“You can pay the invoice using either your credit card or cash.”
“Thank you for purchasing! Please collect your receipt.”
You might have come across the terms invoice, bill, and receipt in your daily life. Although these terms are often used interchangeably, barring some similarities, they are fundamentally different from each other. This guide will walk you through what each of them does and how they are different from each other in detail.
Before continuing, you can learn all about invoices here.
Invoice vs. Bill
What is a bill?
A bill is a document issued by the vendor that specifies the amount the buyer owes for the goods or services purchased from them. In a B2C setting, say, a retail store or a restaurant, the buyer is expected to pay immediately after receiving the bill. Whereas during B2B transactions, bills payable show the amount customers owe for the goods and services sold on credit and is expected to be paid by a certain date. It can include service invoices, phone bills, and utility bills. Like invoices, bills serve as legal evidence of the transaction.
How are bills different from invoices?
A bill and an invoice refer to the same document which conveys the amount owed as part of the business transaction. The difference is how it is perceived, depending on whether you are a seller or a buyer.
Based on the perspective
When a seller sends an invoice requesting payment, the buyer will receive it as a bill. For instance, on delivering their work as per the agreement, a freelance designer would send an invoice to their customer. For the customer, the document received would function as a bill. To sum it up, sending an invoice is to request payment and receiving a bill is to pay for the purchase.
Based on the payment terms
Apart from this, the timeline by which the client is expected to pay plays a differentiating factor. Few businesses and vendors, especially in the B2B setting, offer products or services on credit, which means the client can purchase and pay the vendor later as per the agreed-upon payment terms. In such cases, after delivering the goods or services, the supplier sends an invoice. If the invoice includes payment terms, such as Net 30 (which indicates that the client is supposed to make payment within 30 days upon receiving the invoice), the customer is expected to pay within the timeframe stated. So when it comes to invoices, there is an option to pay later.

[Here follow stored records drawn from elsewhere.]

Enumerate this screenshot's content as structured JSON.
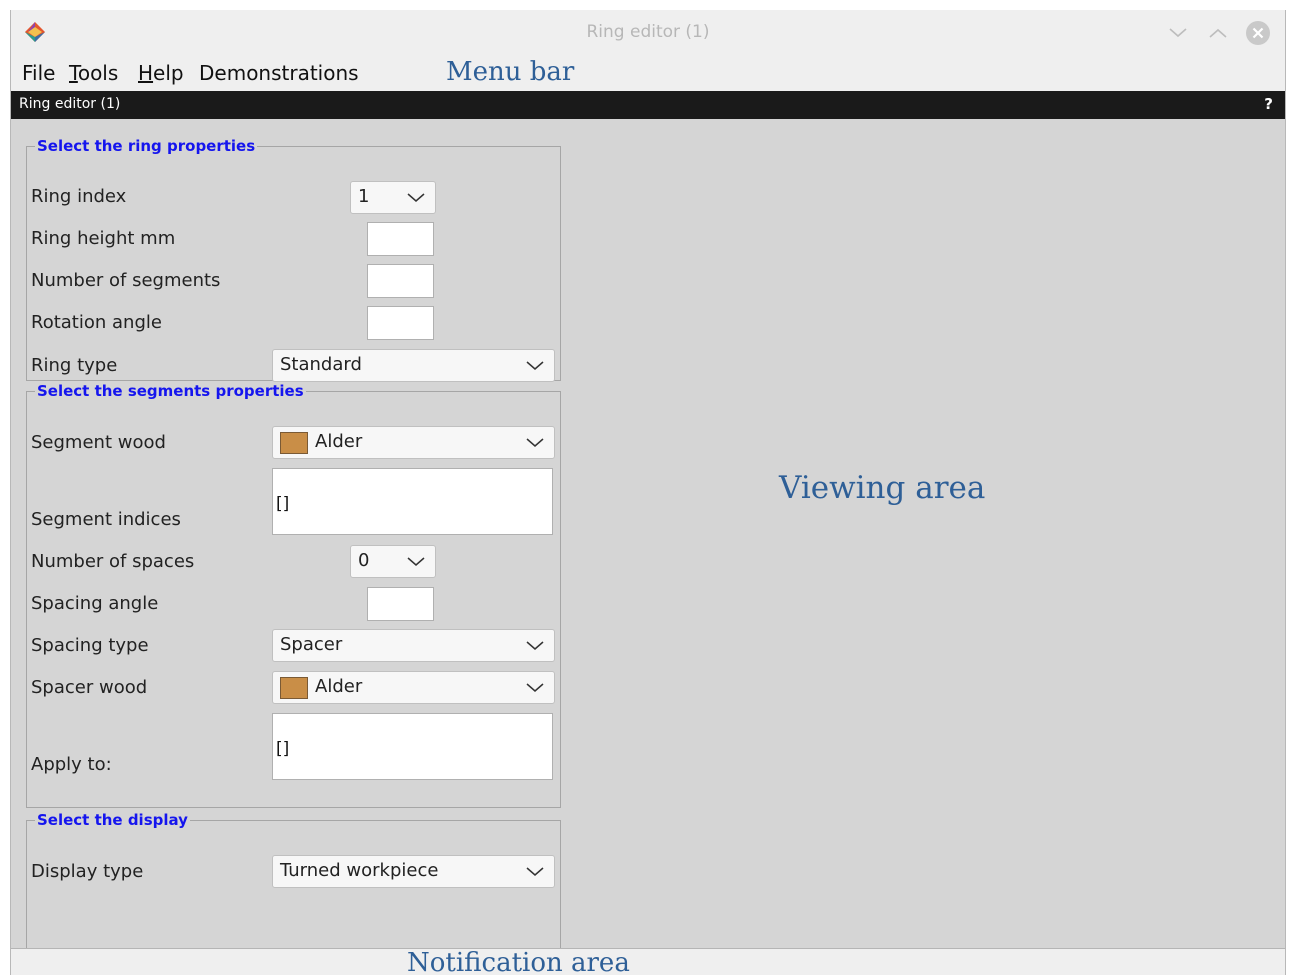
{
  "window": {
    "title": "Ring editor (1)"
  },
  "menu": {
    "items": [
      "File",
      "Tools",
      "Help",
      "Demonstrations"
    ],
    "mnemonics": {
      "tools_first": "T",
      "tools_rest": "ools",
      "help_first": "H",
      "help_rest": "elp"
    },
    "annotation": "Menu bar"
  },
  "dock": {
    "title": "Ring editor (1)",
    "help_symbol": "?"
  },
  "ring_group": {
    "legend": "Select the ring properties",
    "ring_index_label": "Ring index",
    "ring_index_value": "1",
    "ring_height_label": "Ring height mm",
    "ring_height_value": "",
    "num_segments_label": "Number of segments",
    "num_segments_value": "",
    "rotation_angle_label": "Rotation angle",
    "rotation_angle_value": "",
    "ring_type_label": "Ring type",
    "ring_type_value": "Standard"
  },
  "segments_group": {
    "legend": "Select the segments properties",
    "segment_wood_label": "Segment wood",
    "segment_wood_value": "Alder",
    "segment_indices_label": "Segment indices",
    "segment_indices_value": "[]",
    "num_spaces_label": "Number of spaces",
    "num_spaces_value": "0",
    "spacing_angle_label": "Spacing angle",
    "spacing_angle_value": "",
    "spacing_type_label": "Spacing type",
    "spacing_type_value": "Spacer",
    "spacer_wood_label": "Spacer wood",
    "spacer_wood_value": "Alder",
    "apply_to_label": "Apply to:",
    "apply_to_value": "[]"
  },
  "display_group": {
    "legend": "Select the display",
    "display_type_label": "Display type",
    "display_type_value": "Turned workpiece"
  },
  "annotations": {
    "viewing_area": "Viewing area",
    "notification_area": "Notification area"
  },
  "colors": {
    "wood_alder": "#c98e47",
    "legend_blue": "#1515ee",
    "annotation_blue": "#2e5f97",
    "dock_bar": "#1a1a1a"
  }
}
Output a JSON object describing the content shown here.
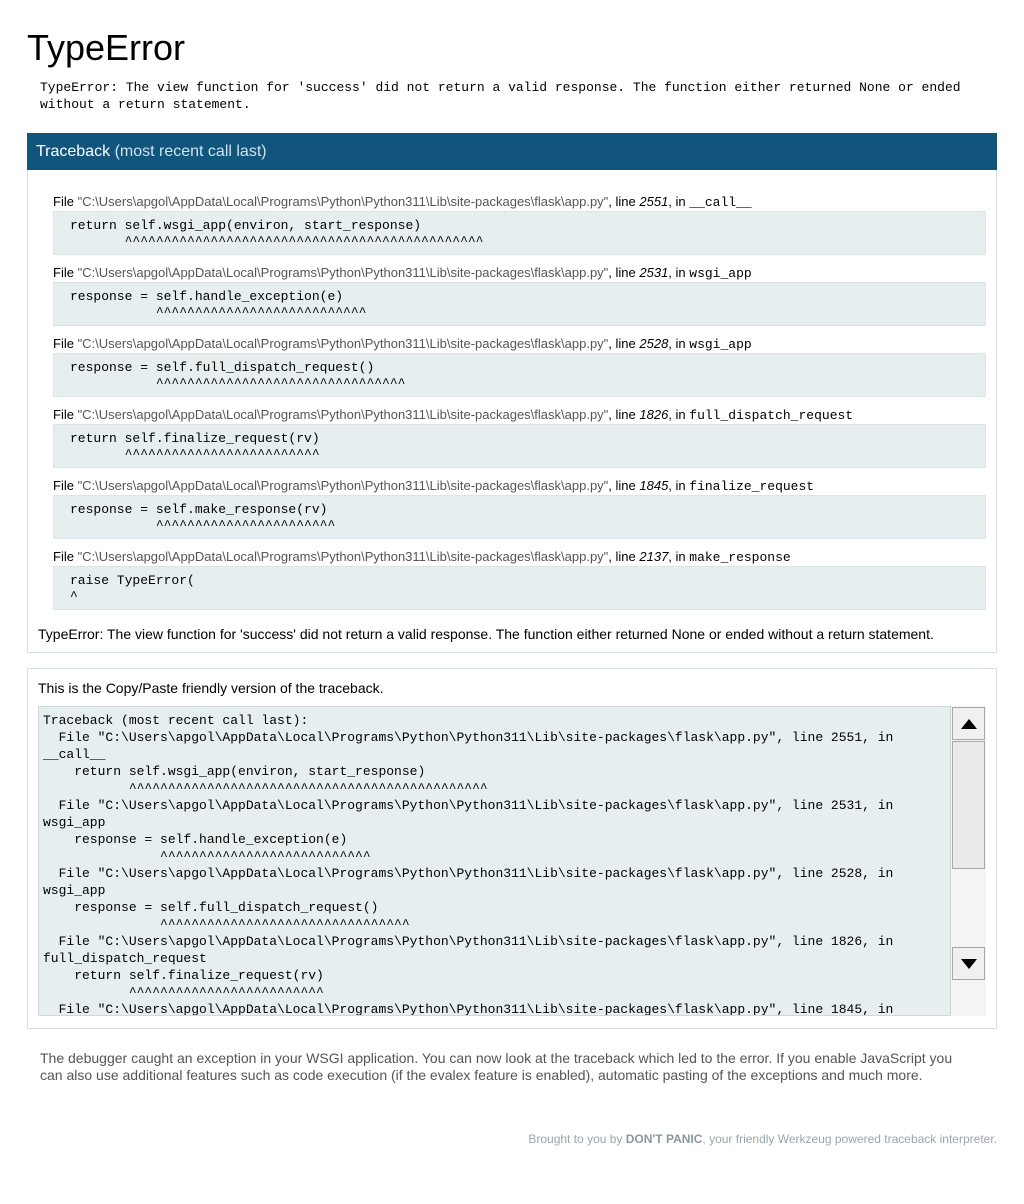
{
  "page": {
    "title": "TypeError",
    "error_message": "TypeError: The view function for 'success' did not return a valid response. The function either returned None or ended without a return statement."
  },
  "traceback": {
    "header_title": "Traceback",
    "header_sub": "(most recent call last)",
    "file_prefix": "File ",
    "line_word": ", line ",
    "in_word": ", in ",
    "frames": [
      {
        "filename": "\"C:\\Users\\apgol\\AppData\\Local\\Programs\\Python\\Python311\\Lib\\site-packages\\flask\\app.py\"",
        "lineno": "2551",
        "function": "__call__",
        "code": "return self.wsgi_app(environ, start_response)\n       ^^^^^^^^^^^^^^^^^^^^^^^^^^^^^^^^^^^^^^^^^^^^^^"
      },
      {
        "filename": "\"C:\\Users\\apgol\\AppData\\Local\\Programs\\Python\\Python311\\Lib\\site-packages\\flask\\app.py\"",
        "lineno": "2531",
        "function": "wsgi_app",
        "code": "response = self.handle_exception(e)\n           ^^^^^^^^^^^^^^^^^^^^^^^^^^^"
      },
      {
        "filename": "\"C:\\Users\\apgol\\AppData\\Local\\Programs\\Python\\Python311\\Lib\\site-packages\\flask\\app.py\"",
        "lineno": "2528",
        "function": "wsgi_app",
        "code": "response = self.full_dispatch_request()\n           ^^^^^^^^^^^^^^^^^^^^^^^^^^^^^^^^"
      },
      {
        "filename": "\"C:\\Users\\apgol\\AppData\\Local\\Programs\\Python\\Python311\\Lib\\site-packages\\flask\\app.py\"",
        "lineno": "1826",
        "function": "full_dispatch_request",
        "code": "return self.finalize_request(rv)\n       ^^^^^^^^^^^^^^^^^^^^^^^^^"
      },
      {
        "filename": "\"C:\\Users\\apgol\\AppData\\Local\\Programs\\Python\\Python311\\Lib\\site-packages\\flask\\app.py\"",
        "lineno": "1845",
        "function": "finalize_request",
        "code": "response = self.make_response(rv)\n           ^^^^^^^^^^^^^^^^^^^^^^^"
      },
      {
        "filename": "\"C:\\Users\\apgol\\AppData\\Local\\Programs\\Python\\Python311\\Lib\\site-packages\\flask\\app.py\"",
        "lineno": "2137",
        "function": "make_response",
        "code": "raise TypeError(\n^"
      }
    ],
    "exception_text": "TypeError: The view function for 'success' did not return a valid response. The function either returned None or ended without a return statement."
  },
  "copy_paste": {
    "intro": "This is the Copy/Paste friendly version of the traceback.",
    "text": "Traceback (most recent call last):\n  File \"C:\\Users\\apgol\\AppData\\Local\\Programs\\Python\\Python311\\Lib\\site-packages\\flask\\app.py\", line 2551, in\n__call__\n    return self.wsgi_app(environ, start_response)\n           ^^^^^^^^^^^^^^^^^^^^^^^^^^^^^^^^^^^^^^^^^^^^^^\n  File \"C:\\Users\\apgol\\AppData\\Local\\Programs\\Python\\Python311\\Lib\\site-packages\\flask\\app.py\", line 2531, in\nwsgi_app\n    response = self.handle_exception(e)\n               ^^^^^^^^^^^^^^^^^^^^^^^^^^^\n  File \"C:\\Users\\apgol\\AppData\\Local\\Programs\\Python\\Python311\\Lib\\site-packages\\flask\\app.py\", line 2528, in\nwsgi_app\n    response = self.full_dispatch_request()\n               ^^^^^^^^^^^^^^^^^^^^^^^^^^^^^^^^\n  File \"C:\\Users\\apgol\\AppData\\Local\\Programs\\Python\\Python311\\Lib\\site-packages\\flask\\app.py\", line 1826, in\nfull_dispatch_request\n    return self.finalize_request(rv)\n           ^^^^^^^^^^^^^^^^^^^^^^^^^\n  File \"C:\\Users\\apgol\\AppData\\Local\\Programs\\Python\\Python311\\Lib\\site-packages\\flask\\app.py\", line 1845, in"
  },
  "explanation": "The debugger caught an exception in your WSGI application. You can now look at the traceback which led to the error. If you enable JavaScript you can also use additional features such as code execution (if the evalex feature is enabled), automatic pasting of the exceptions and much more.",
  "footer": {
    "prefix": "Brought to you by ",
    "brand": "DON'T PANIC",
    "suffix": ", your friendly Werkzeug powered traceback interpreter."
  },
  "icons": {
    "scroll_up": "triangle-up-icon",
    "scroll_down": "triangle-down-icon"
  },
  "colors": {
    "header_bg": "#11557c",
    "code_bg": "#e6eef0",
    "filename_text": "#555555",
    "footer_text": "#9aa5ab"
  }
}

However, a bill is issued immediately following the product or service delivery, and the seller expects their clients to make payment then and there. A typical example can be the bill issued after your stay at a hotel which is to be paid before you checkout.
So the main difference is that while an invoice is sent (by the seller), a bill is received (by the customer).
Invoice vs. Receipt
What is a receipt?
A receipt is an acknowledgement or proof of payment. It contains the seller’s details and the buyer’s, including the items bought, the date of payment, the amount paid, and other relevant information.
Key difference between invoice and receipt
Invoices and receipts are similar—they serve as a record of sales and contain mostly the same information. The difference lies in when they are issued and how they are used for accounting purposes. While an invoice is raised to get payment from the customer, a receipt is issued after receiving the payment from the customer.
Typically, a receipt is issued only after the customer pays in full. Other than the obligation to fulfill refunds or replacement claims, the sale is considered closed. A receipt serves as a record of a completed sale, which goes into the books as income.
On the other hand, the sellers can issue invoices to their customers who have credit accounts, enabling them to get the goods or services beforehand and pay later. Sellers can even split the total amount into several invoices and get paid in installments.
Invoices are recorded differently in the accounting system. Rather than registering the sale as income, the invoices are marked for further processing and treated as accounts receivable. Only when the full payment is received for the goods or services provided, will the sale be considered complete and recorded as income in the books.
Invoice vs. Bill vs. Receipt
To summarize, if you are a vendor, once the items are delivered to your customer, you would raise an invoice to collect the amount owed. Once the customer pays you, generate a receipt acknowledging the payment. On the flip side, if you are a customer, the invoice you receive from the supplier is your bill, and once you pay your bill, you will get a receipt.